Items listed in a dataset
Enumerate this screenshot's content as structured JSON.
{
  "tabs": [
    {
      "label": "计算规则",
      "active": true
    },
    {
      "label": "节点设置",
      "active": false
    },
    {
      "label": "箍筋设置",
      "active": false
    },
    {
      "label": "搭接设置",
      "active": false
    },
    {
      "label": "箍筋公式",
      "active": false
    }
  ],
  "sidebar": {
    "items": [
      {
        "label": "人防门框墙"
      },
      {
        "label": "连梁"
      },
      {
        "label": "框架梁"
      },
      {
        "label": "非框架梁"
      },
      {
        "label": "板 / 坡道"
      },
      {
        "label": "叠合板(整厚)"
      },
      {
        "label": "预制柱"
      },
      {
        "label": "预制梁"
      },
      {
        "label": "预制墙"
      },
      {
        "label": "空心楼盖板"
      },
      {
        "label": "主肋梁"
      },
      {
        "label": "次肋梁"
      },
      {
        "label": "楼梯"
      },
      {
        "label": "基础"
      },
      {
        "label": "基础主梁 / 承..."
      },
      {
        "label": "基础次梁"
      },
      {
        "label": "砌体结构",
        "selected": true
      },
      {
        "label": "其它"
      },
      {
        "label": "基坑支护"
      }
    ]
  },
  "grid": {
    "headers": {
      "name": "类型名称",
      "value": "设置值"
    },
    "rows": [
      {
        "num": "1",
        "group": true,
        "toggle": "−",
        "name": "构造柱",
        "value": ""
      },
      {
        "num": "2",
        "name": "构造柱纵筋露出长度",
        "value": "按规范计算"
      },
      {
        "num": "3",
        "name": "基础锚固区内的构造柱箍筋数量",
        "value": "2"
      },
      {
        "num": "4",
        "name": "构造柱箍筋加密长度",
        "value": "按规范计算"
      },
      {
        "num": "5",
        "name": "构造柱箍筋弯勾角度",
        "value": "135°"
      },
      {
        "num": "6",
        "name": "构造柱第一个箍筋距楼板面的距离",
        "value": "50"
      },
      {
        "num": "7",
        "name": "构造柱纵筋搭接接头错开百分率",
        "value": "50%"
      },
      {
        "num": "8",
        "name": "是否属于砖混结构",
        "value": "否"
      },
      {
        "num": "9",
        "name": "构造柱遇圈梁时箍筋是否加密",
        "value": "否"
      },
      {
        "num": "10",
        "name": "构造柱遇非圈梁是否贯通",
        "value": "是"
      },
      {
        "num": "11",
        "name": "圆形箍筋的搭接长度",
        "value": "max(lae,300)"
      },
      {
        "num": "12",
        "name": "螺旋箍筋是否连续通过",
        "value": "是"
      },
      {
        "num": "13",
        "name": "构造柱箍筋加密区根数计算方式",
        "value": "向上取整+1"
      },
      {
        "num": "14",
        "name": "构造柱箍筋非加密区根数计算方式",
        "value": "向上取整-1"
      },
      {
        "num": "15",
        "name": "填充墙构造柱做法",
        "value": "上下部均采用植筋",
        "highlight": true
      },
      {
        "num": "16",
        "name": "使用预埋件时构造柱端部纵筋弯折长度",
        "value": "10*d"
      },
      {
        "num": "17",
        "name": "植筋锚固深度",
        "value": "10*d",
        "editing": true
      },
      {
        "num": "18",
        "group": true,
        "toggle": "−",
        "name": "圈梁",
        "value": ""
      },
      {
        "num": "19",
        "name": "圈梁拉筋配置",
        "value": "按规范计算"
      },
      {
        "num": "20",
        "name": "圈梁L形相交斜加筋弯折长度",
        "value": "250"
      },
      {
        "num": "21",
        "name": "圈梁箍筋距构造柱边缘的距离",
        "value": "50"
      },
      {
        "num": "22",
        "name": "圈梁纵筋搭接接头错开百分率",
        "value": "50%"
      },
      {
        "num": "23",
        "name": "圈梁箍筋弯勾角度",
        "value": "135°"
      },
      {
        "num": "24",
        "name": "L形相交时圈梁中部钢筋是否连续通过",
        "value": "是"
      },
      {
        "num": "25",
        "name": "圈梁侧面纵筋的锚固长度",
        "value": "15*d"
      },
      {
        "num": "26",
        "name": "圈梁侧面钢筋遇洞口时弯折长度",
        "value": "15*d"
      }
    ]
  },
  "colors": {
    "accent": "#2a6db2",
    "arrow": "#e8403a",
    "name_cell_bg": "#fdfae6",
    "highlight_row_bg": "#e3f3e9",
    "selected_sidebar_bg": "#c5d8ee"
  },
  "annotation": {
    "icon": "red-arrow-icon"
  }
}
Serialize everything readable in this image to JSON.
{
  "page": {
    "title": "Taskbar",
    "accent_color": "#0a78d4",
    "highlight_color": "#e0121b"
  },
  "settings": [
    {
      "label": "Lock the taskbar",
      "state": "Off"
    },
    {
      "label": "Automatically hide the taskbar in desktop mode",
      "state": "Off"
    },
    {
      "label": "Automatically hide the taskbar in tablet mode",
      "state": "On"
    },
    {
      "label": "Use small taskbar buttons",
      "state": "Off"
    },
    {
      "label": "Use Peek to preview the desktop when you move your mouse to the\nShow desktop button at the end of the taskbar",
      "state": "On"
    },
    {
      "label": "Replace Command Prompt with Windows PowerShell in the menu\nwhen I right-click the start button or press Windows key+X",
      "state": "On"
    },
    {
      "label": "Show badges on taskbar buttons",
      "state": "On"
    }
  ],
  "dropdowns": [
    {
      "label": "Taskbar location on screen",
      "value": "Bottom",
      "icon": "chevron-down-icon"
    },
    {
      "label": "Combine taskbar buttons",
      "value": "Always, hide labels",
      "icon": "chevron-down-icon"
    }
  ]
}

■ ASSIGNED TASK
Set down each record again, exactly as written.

■ ANSWER TO THIS EXERCISE
Enumerate this screenshot's content as structured JSON.
{
  "tabs": [
    {
      "label": "计算规则",
      "active": true
    },
    {
      "label": "节点设置",
      "active": false
    },
    {
      "label": "箍筋设置",
      "active": false
    },
    {
      "label": "搭接设置",
      "active": false
    },
    {
      "label": "箍筋公式",
      "active": false
    }
  ],
  "sidebar": {
    "items": [
      {
        "label": "人防门框墙"
      },
      {
        "label": "连梁"
      },
      {
        "label": "框架梁"
      },
      {
        "label": "非框架梁"
      },
      {
        "label": "板 / 坡道"
      },
      {
        "label": "叠合板(整厚)"
      },
      {
        "label": "预制柱"
      },
      {
        "label": "预制梁"
      },
      {
        "label": "预制墙"
      },
      {
        "label": "空心楼盖板"
      },
      {
        "label": "主肋梁"
      },
      {
        "label": "次肋梁"
      },
      {
        "label": "楼梯"
      },
      {
        "label": "基础"
      },
      {
        "label": "基础主梁 / 承..."
      },
      {
        "label": "基础次梁"
      },
      {
        "label": "砌体结构",
        "selected": true
      },
      {
        "label": "其它"
      },
      {
        "label": "基坑支护"
      }
    ]
  },
  "grid": {
    "headers": {
      "name": "类型名称",
      "value": "设置值"
    },
    "rows": [
      {
        "num": "1",
        "group": true,
        "toggle": "−",
        "name": "构造柱",
        "value": ""
      },
      {
        "num": "2",
        "name": "构造柱纵筋露出长度",
        "value": "按规范计算"
      },
      {
        "num": "3",
        "name": "基础锚固区内的构造柱箍筋数量",
        "value": "2"
      },
      {
        "num": "4",
        "name": "构造柱箍筋加密长度",
        "value": "按规范计算"
      },
      {
        "num": "5",
        "name": "构造柱箍筋弯勾角度",
        "value": "135°"
      },
      {
        "num": "6",
        "name": "构造柱第一个箍筋距楼板面的距离",
        "value": "50"
      },
      {
        "num": "7",
        "name": "构造柱纵筋搭接接头错开百分率",
        "value": "50%"
      },
      {
        "num": "8",
        "name": "是否属于砖混结构",
        "value": "否"
      },
      {
        "num": "9",
        "name": "构造柱遇圈梁时箍筋是否加密",
        "value": "否"
      },
      {
        "num": "10",
        "name": "构造柱遇非圈梁是否贯通",
        "value": "是"
      },
      {
        "num": "11",
        "name": "圆形箍筋的搭接长度",
        "value": "max(lae,300)"
      },
      {
        "num": "12",
        "name": "螺旋箍筋是否连续通过",
        "value": "是"
      },
      {
        "num": "13",
        "name": "构造柱箍筋加密区根数计算方式",
        "value": "向上取整+1"
      },
      {
        "num": "14",
        "name": "构造柱箍筋非加密区根数计算方式",
        "value": "向上取整-1"
      },
      {
        "num": "15",
        "name": "填充墙构造柱做法",
        "value": "上下部均采用植筋",
        "highlight": true
      },
      {
        "num": "16",
        "name": "使用预埋件时构造柱端部纵筋弯折长度",
        "value": "10*d"
      },
      {
        "num": "17",
        "name": "植筋锚固深度",
        "value": "10*d",
        "editing": true
      },
      {
        "num": "18",
        "group": true,
        "toggle": "−",
        "name": "圈梁",
        "value": ""
      },
      {
        "num": "19",
        "name": "圈梁拉筋配置",
        "value": "按规范计算"
      },
      {
        "num": "20",
        "name": "圈梁L形相交斜加筋弯折长度",
        "value": "250"
      },
      {
        "num": "21",
        "name": "圈梁箍筋距构造柱边缘的距离",
        "value": "50"
      },
      {
        "num": "22",
        "name": "圈梁纵筋搭接接头错开百分率",
        "value": "50%"
      },
      {
        "num": "23",
        "name": "圈梁箍筋弯勾角度",
        "value": "135°"
      },
      {
        "num": "24",
        "name": "L形相交时圈梁中部钢筋是否连续通过",
        "value": "是"
      },
      {
        "num": "25",
        "name": "圈梁侧面纵筋的锚固长度",
        "value": "15*d"
      },
      {
        "num": "26",
        "name": "圈梁侧面钢筋遇洞口时弯折长度",
        "value": "15*d"
      }
    ]
  },
  "colors": {
    "accent": "#2a6db2",
    "arrow": "#e8403a",
    "name_cell_bg": "#fdfae6",
    "highlight_row_bg": "#e3f3e9",
    "selected_sidebar_bg": "#c5d8ee"
  },
  "annotation": {
    "icon": "red-arrow-icon"
  }
}
Serialize everything readable in this image to JSON.
{
  "page": {
    "title": "Taskbar",
    "accent_color": "#0a78d4",
    "highlight_color": "#e0121b"
  },
  "settings": [
    {
      "label": "Lock the taskbar",
      "state": "Off"
    },
    {
      "label": "Automatically hide the taskbar in desktop mode",
      "state": "Off"
    },
    {
      "label": "Automatically hide the taskbar in tablet mode",
      "state": "On"
    },
    {
      "label": "Use small taskbar buttons",
      "state": "Off"
    },
    {
      "label": "Use Peek to preview the desktop when you move your mouse to the\nShow desktop button at the end of the taskbar",
      "state": "On"
    },
    {
      "label": "Replace Command Prompt with Windows PowerShell in the menu\nwhen I right-click the start button or press Windows key+X",
      "state": "On"
    },
    {
      "label": "Show badges on taskbar buttons",
      "state": "On"
    }
  ],
  "dropdowns": [
    {
      "label": "Taskbar location on screen",
      "value": "Bottom",
      "icon": "chevron-down-icon"
    },
    {
      "label": "Combine taskbar buttons",
      "value": "Always, hide labels",
      "icon": "chevron-down-icon"
    }
  ]
}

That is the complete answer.